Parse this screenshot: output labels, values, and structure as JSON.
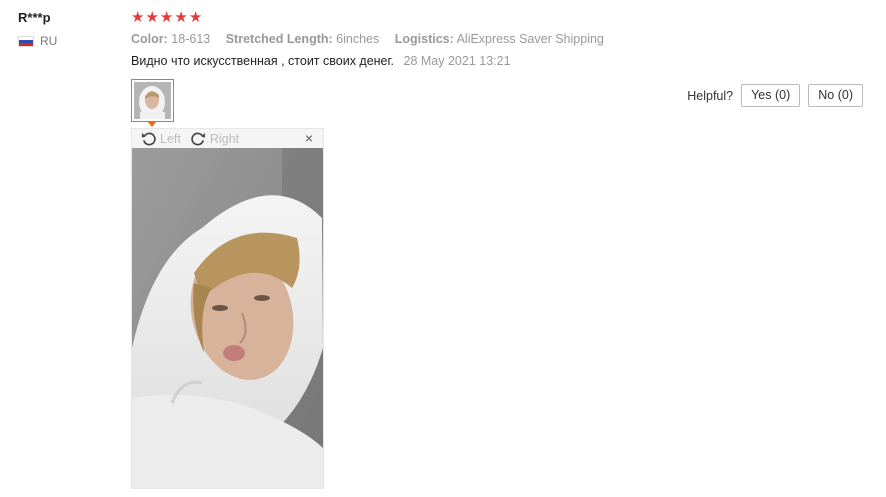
{
  "user": {
    "name": "R***p",
    "country": "RU"
  },
  "rating": {
    "stars": 5
  },
  "attributes": [
    {
      "key": "Color:",
      "value": "18-613"
    },
    {
      "key": "Stretched Length:",
      "value": "6inches"
    },
    {
      "key": "Logistics:",
      "value": "AliExpress Saver Shipping"
    }
  ],
  "review": {
    "text": "Видно что искусственная , стоит своих денег.",
    "date": "28 May 2021 13:21"
  },
  "helpful": {
    "label": "Helpful?",
    "yes": "Yes (0)",
    "no": "No (0)"
  },
  "viewer": {
    "rotate_left": "Left",
    "rotate_right": "Right",
    "close": "×"
  },
  "colors": {
    "star": "#e43a3a",
    "accent": "#f06a1c"
  }
}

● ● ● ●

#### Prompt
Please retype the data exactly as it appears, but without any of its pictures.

#### Task result
Parse this screenshot: output labels, values, and structure as JSON.
{
  "user": {
    "name": "R***p",
    "country": "RU"
  },
  "rating": {
    "stars": 5
  },
  "attributes": [
    {
      "key": "Color:",
      "value": "18-613"
    },
    {
      "key": "Stretched Length:",
      "value": "6inches"
    },
    {
      "key": "Logistics:",
      "value": "AliExpress Saver Shipping"
    }
  ],
  "review": {
    "text": "Видно что искусственная , стоит своих денег.",
    "date": "28 May 2021 13:21"
  },
  "helpful": {
    "label": "Helpful?",
    "yes": "Yes (0)",
    "no": "No (0)"
  },
  "viewer": {
    "rotate_left": "Left",
    "rotate_right": "Right",
    "close": "×"
  },
  "colors": {
    "star": "#e43a3a",
    "accent": "#f06a1c"
  }
}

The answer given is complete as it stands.